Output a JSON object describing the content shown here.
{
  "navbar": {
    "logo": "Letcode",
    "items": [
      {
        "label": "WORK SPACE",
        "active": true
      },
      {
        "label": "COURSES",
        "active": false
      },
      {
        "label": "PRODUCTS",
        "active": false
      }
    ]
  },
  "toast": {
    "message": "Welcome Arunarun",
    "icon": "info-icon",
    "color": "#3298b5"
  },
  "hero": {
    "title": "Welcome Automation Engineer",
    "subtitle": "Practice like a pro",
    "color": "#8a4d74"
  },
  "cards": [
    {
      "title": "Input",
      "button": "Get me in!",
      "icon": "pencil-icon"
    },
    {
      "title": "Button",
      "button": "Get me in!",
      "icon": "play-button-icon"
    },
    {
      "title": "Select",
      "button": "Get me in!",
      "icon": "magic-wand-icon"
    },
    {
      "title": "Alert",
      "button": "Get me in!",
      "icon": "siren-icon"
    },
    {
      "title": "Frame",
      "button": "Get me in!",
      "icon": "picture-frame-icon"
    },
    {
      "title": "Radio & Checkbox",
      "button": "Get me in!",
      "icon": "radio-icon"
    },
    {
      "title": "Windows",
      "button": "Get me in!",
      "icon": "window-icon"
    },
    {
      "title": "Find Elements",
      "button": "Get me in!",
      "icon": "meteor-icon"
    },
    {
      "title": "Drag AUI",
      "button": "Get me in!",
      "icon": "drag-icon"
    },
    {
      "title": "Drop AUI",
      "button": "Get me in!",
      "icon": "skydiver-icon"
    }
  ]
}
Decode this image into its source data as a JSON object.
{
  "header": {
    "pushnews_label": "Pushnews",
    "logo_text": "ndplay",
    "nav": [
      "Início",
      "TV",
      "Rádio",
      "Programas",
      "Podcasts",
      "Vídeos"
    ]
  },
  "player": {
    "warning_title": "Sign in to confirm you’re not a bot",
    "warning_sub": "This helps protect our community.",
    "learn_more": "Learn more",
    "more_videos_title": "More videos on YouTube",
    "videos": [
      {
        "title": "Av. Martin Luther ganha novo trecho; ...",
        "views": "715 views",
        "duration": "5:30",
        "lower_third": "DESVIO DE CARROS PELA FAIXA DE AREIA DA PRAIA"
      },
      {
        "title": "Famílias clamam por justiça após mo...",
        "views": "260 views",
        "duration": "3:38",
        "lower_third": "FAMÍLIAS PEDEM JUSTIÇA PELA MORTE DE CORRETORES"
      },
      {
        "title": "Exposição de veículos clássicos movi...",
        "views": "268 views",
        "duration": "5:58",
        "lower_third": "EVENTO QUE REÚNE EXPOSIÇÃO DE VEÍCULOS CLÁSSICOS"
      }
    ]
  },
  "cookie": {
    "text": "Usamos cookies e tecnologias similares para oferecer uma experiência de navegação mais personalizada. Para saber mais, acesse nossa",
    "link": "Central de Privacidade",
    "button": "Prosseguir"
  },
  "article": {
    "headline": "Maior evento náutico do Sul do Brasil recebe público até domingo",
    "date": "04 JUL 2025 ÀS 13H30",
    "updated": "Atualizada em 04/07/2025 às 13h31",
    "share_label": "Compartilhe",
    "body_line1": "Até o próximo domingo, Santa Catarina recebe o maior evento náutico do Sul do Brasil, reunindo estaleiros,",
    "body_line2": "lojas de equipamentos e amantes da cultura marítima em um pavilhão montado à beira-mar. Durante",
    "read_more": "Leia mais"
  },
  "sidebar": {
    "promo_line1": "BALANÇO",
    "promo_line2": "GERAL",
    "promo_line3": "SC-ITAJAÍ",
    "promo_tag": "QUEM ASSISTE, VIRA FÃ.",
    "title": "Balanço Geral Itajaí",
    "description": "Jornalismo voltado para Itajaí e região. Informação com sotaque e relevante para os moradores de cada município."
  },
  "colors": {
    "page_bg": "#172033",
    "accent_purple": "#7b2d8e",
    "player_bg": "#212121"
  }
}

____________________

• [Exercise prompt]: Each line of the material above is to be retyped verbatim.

• [Task result]:
Output a JSON object describing the content shown here.
{
  "navbar": {
    "logo": "Letcode",
    "items": [
      {
        "label": "WORK SPACE",
        "active": true
      },
      {
        "label": "COURSES",
        "active": false
      },
      {
        "label": "PRODUCTS",
        "active": false
      }
    ]
  },
  "toast": {
    "message": "Welcome Arunarun",
    "icon": "info-icon",
    "color": "#3298b5"
  },
  "hero": {
    "title": "Welcome Automation Engineer",
    "subtitle": "Practice like a pro",
    "color": "#8a4d74"
  },
  "cards": [
    {
      "title": "Input",
      "button": "Get me in!",
      "icon": "pencil-icon"
    },
    {
      "title": "Button",
      "button": "Get me in!",
      "icon": "play-button-icon"
    },
    {
      "title": "Select",
      "button": "Get me in!",
      "icon": "magic-wand-icon"
    },
    {
      "title": "Alert",
      "button": "Get me in!",
      "icon": "siren-icon"
    },
    {
      "title": "Frame",
      "button": "Get me in!",
      "icon": "picture-frame-icon"
    },
    {
      "title": "Radio & Checkbox",
      "button": "Get me in!",
      "icon": "radio-icon"
    },
    {
      "title": "Windows",
      "button": "Get me in!",
      "icon": "window-icon"
    },
    {
      "title": "Find Elements",
      "button": "Get me in!",
      "icon": "meteor-icon"
    },
    {
      "title": "Drag AUI",
      "button": "Get me in!",
      "icon": "drag-icon"
    },
    {
      "title": "Drop AUI",
      "button": "Get me in!",
      "icon": "skydiver-icon"
    }
  ]
}
Decode this image into its source data as a JSON object.
{
  "header": {
    "pushnews_label": "Pushnews",
    "logo_text": "ndplay",
    "nav": [
      "Início",
      "TV",
      "Rádio",
      "Programas",
      "Podcasts",
      "Vídeos"
    ]
  },
  "player": {
    "warning_title": "Sign in to confirm you’re not a bot",
    "warning_sub": "This helps protect our community.",
    "learn_more": "Learn more",
    "more_videos_title": "More videos on YouTube",
    "videos": [
      {
        "title": "Av. Martin Luther ganha novo trecho; ...",
        "views": "715 views",
        "duration": "5:30",
        "lower_third": "DESVIO DE CARROS PELA FAIXA DE AREIA DA PRAIA"
      },
      {
        "title": "Famílias clamam por justiça após mo...",
        "views": "260 views",
        "duration": "3:38",
        "lower_third": "FAMÍLIAS PEDEM JUSTIÇA PELA MORTE DE CORRETORES"
      },
      {
        "title": "Exposição de veículos clássicos movi...",
        "views": "268 views",
        "duration": "5:58",
        "lower_third": "EVENTO QUE REÚNE EXPOSIÇÃO DE VEÍCULOS CLÁSSICOS"
      }
    ]
  },
  "cookie": {
    "text": "Usamos cookies e tecnologias similares para oferecer uma experiência de navegação mais personalizada. Para saber mais, acesse nossa",
    "link": "Central de Privacidade",
    "button": "Prosseguir"
  },
  "article": {
    "headline": "Maior evento náutico do Sul do Brasil recebe público até domingo",
    "date": "04 JUL 2025 ÀS 13H30",
    "updated": "Atualizada em 04/07/2025 às 13h31",
    "share_label": "Compartilhe",
    "body_line1": "Até o próximo domingo, Santa Catarina recebe o maior evento náutico do Sul do Brasil, reunindo estaleiros,",
    "body_line2": "lojas de equipamentos e amantes da cultura marítima em um pavilhão montado à beira-mar. Durante",
    "read_more": "Leia mais"
  },
  "sidebar": {
    "promo_line1": "BALANÇO",
    "promo_line2": "GERAL",
    "promo_line3": "SC-ITAJAÍ",
    "promo_tag": "QUEM ASSISTE, VIRA FÃ.",
    "title": "Balanço Geral Itajaí",
    "description": "Jornalismo voltado para Itajaí e região. Informação com sotaque e relevante para os moradores de cada município."
  },
  "colors": {
    "page_bg": "#172033",
    "accent_purple": "#7b2d8e",
    "player_bg": "#212121"
  }
}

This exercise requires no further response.